The nutritional status of an individual can directly interfere in the immune system. The aim of the present study was to analyze the influence of body mass index (BMI) on the total and differential circulating leukocytes count in women. 112 women aged 32.55±7.48 years, divided into 6 groups: G1 - low weight (n=8), G2 - eutrophic (n=26), G3 - overweight (n=20), G4 - obesity I (n=16), G5 - obesity II (n=19) and G6 - obesity III (n=23) were selected. Regular physical activity practitioners, diabetic, hypertensive and/or individuals with thyroid gland alterations were excluded. The blood samples were collected from the antecubital vein and the circulating leukocytes, lymphocytes, monocytes, neutrophils, eosinophils and basophils count were analyzed by blood smears in a Neubauer chamber. The statistical analysis used was ANOVA followed by Tukey’s for multiple comparisons of parametric data, and when the data were non-parametric, Kruskal-Wallis test was used followed by Dunn's test (p≤0.05). G6 group presented a lower relative and absolute count of lymphocytes and higher count of relative neutrophils as compared with G2. In comparison with the G2, the G5 group presented higher total number of monocytes. In absolute number of eosinophils, G5 and G6 showed higher levels as compared with G4. G6 also presented lower absolute basophils count when compared with G5. It is possible that the higher number of neutrophils in G6 and eosinophils in G5 and G6 indicate a more inflammatory and allergic profile, which is related to excess of body mass.
Frollini, Anelena; Dias, Rodrigo; Souza, Carolina; and Brunelli, Diego
"Influence of body mass index on leukocytes count in women,"
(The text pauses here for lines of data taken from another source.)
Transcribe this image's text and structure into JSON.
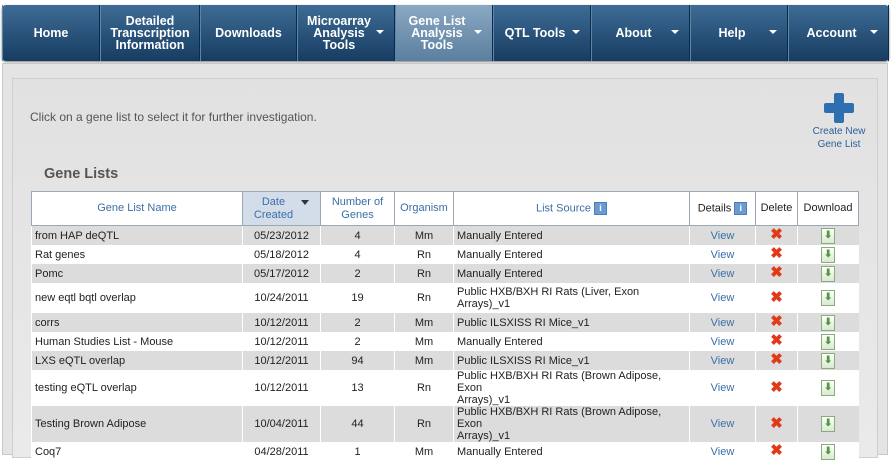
{
  "nav": {
    "home": "Home",
    "detailed_line1": "Detailed",
    "detailed_line2": "Transcription",
    "detailed_line3": "Information",
    "downloads": "Downloads",
    "micro_line1": "Microarray",
    "micro_line2": "Analysis",
    "micro_line3": "Tools",
    "genelist_line1": "Gene List",
    "genelist_line2": "Analysis",
    "genelist_line3": "Tools",
    "qtl": "QTL Tools",
    "about": "About",
    "help": "Help",
    "account": "Account"
  },
  "instructions": "Click on a gene list to select it for further investigation.",
  "create": {
    "line1": "Create New",
    "line2": "Gene List",
    "icon": "plus-icon"
  },
  "section_title": "Gene Lists",
  "table": {
    "headers": {
      "name": "Gene List Name",
      "date_line1": "Date",
      "date_line2": "Created",
      "genes_line1": "Number of",
      "genes_line2": "Genes",
      "organism": "Organism",
      "source": "List Source",
      "details": "Details",
      "delete": "Delete",
      "download": "Download"
    },
    "view_label": "View",
    "rows": [
      {
        "name": "from HAP deQTL",
        "date": "05/23/2012",
        "genes": "4",
        "organism": "Mm",
        "source1": "Manually Entered",
        "source2": ""
      },
      {
        "name": "Rat genes",
        "date": "05/18/2012",
        "genes": "4",
        "organism": "Rn",
        "source1": "Manually Entered",
        "source2": ""
      },
      {
        "name": "Pomc",
        "date": "05/17/2012",
        "genes": "2",
        "organism": "Rn",
        "source1": "Manually Entered",
        "source2": ""
      },
      {
        "name": "new eqtl bqtl overlap",
        "date": "10/24/2011",
        "genes": "19",
        "organism": "Rn",
        "source1": "Public HXB/BXH RI Rats (Liver, Exon",
        "source2": "Arrays)_v1"
      },
      {
        "name": "corrs",
        "date": "10/12/2011",
        "genes": "2",
        "organism": "Mm",
        "source1": "Public ILSXISS RI Mice_v1",
        "source2": ""
      },
      {
        "name": "Human Studies List - Mouse",
        "date": "10/12/2011",
        "genes": "2",
        "organism": "Mm",
        "source1": "Manually Entered",
        "source2": ""
      },
      {
        "name": "LXS eQTL overlap",
        "date": "10/12/2011",
        "genes": "94",
        "organism": "Mm",
        "source1": "Public ILSXISS RI Mice_v1",
        "source2": ""
      },
      {
        "name": "testing eQTL overlap",
        "date": "10/12/2011",
        "genes": "13",
        "organism": "Rn",
        "source1": "Public HXB/BXH RI Rats (Brown Adipose, Exon",
        "source2": "Arrays)_v1"
      },
      {
        "name": "Testing Brown Adipose",
        "date": "10/04/2011",
        "genes": "44",
        "organism": "Rn",
        "source1": "Public HXB/BXH RI Rats (Brown Adipose, Exon",
        "source2": "Arrays)_v1"
      },
      {
        "name": "Coq7",
        "date": "04/28/2011",
        "genes": "1",
        "organism": "Mm",
        "source1": "Manually Entered",
        "source2": ""
      }
    ]
  },
  "icons": {
    "info": "info-icon",
    "delete": "delete-x-icon",
    "download": "download-arrow-icon",
    "sort": "sort-down-icon"
  },
  "colors": {
    "nav_top": "#3e6c96",
    "nav_bottom": "#173c61",
    "active_tab": "#8aa8c3",
    "link": "#3a6fa8",
    "delete_red": "#e03a1a",
    "download_green": "#4f9a3b"
  }
}
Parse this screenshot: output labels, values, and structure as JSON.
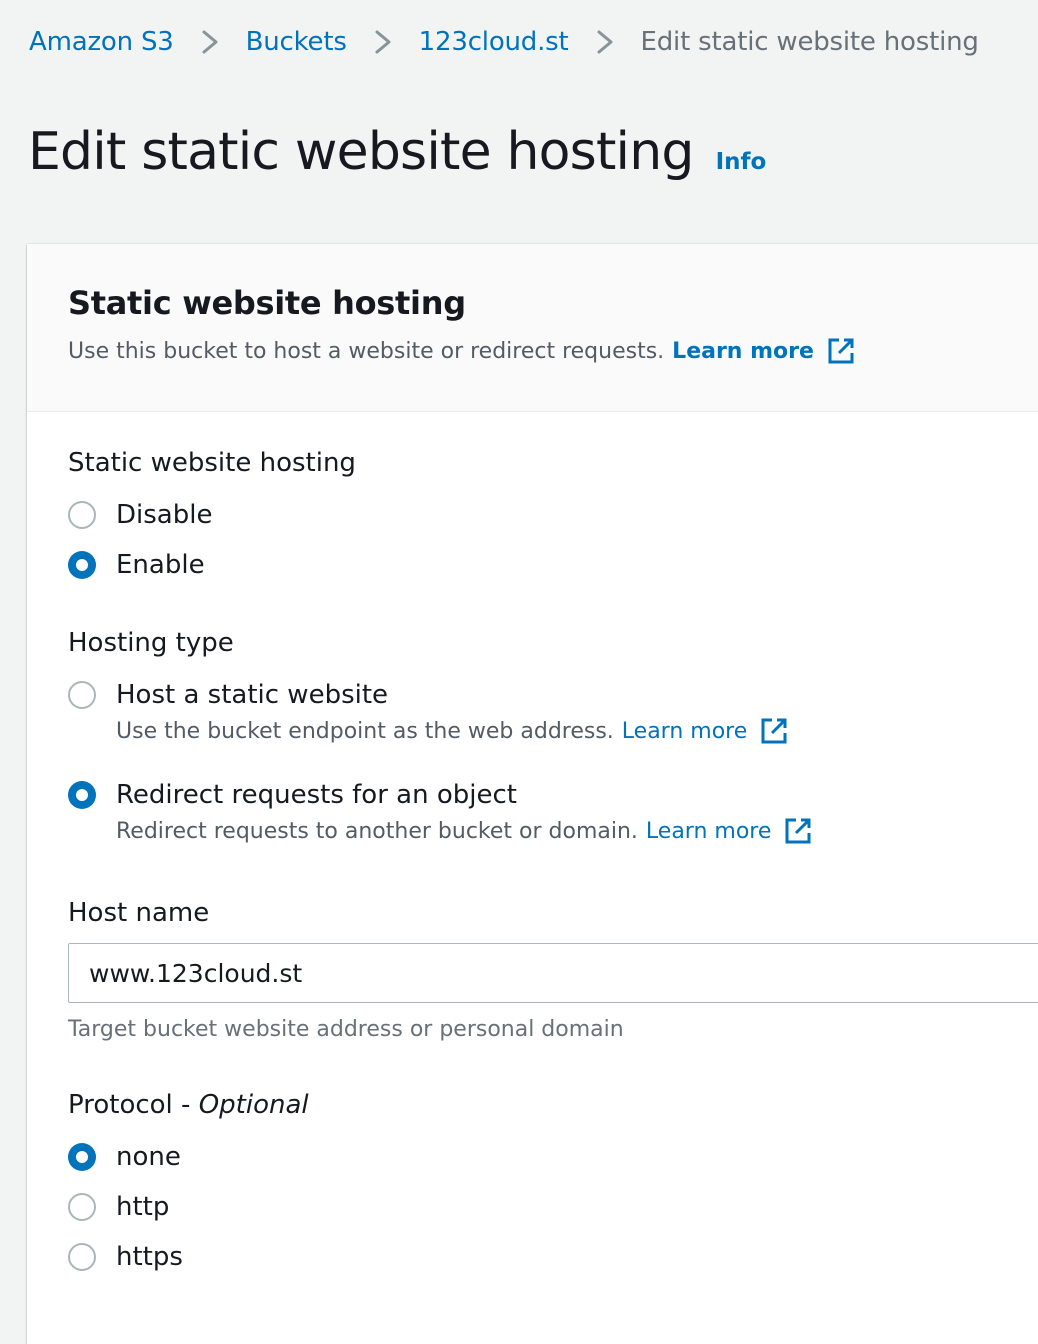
{
  "breadcrumb": {
    "items": [
      "Amazon S3",
      "Buckets",
      "123cloud.st"
    ],
    "current": "Edit static website hosting"
  },
  "page": {
    "title": "Edit static website hosting",
    "info_link": "Info"
  },
  "panel": {
    "header": {
      "title": "Static website hosting",
      "description": "Use this bucket to host a website or redirect requests.",
      "learn_more": "Learn more"
    },
    "hosting": {
      "label": "Static website hosting",
      "options": [
        "Disable",
        "Enable"
      ],
      "selected": "Enable"
    },
    "hosting_type": {
      "label": "Hosting type",
      "options": [
        {
          "label": "Host a static website",
          "description": "Use the bucket endpoint as the web address.",
          "learn_more": "Learn more"
        },
        {
          "label": "Redirect requests for an object",
          "description": "Redirect requests to another bucket or domain.",
          "learn_more": "Learn more"
        }
      ],
      "selected": "Redirect requests for an object"
    },
    "host_name": {
      "label": "Host name",
      "value": "www.123cloud.st",
      "hint": "Target bucket website address or personal domain"
    },
    "protocol": {
      "label": "Protocol - ",
      "label_optional": "Optional",
      "options": [
        "none",
        "http",
        "https"
      ],
      "selected": "none"
    }
  },
  "colors": {
    "link": "#0073bb",
    "radio_checked": "#0073bb",
    "page_bg": "#f2f3f3",
    "text": "#16191f",
    "muted": "#545b64"
  },
  "icons": {
    "breadcrumb_separator": "chevron-right-icon",
    "external_link": "external-link-icon"
  }
}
International Journal of Exercise Science: Conference Proceedings:
1, Article 26.
Available at: http://digitalcommons.wku.edu/ijesab/vol1/iss1/26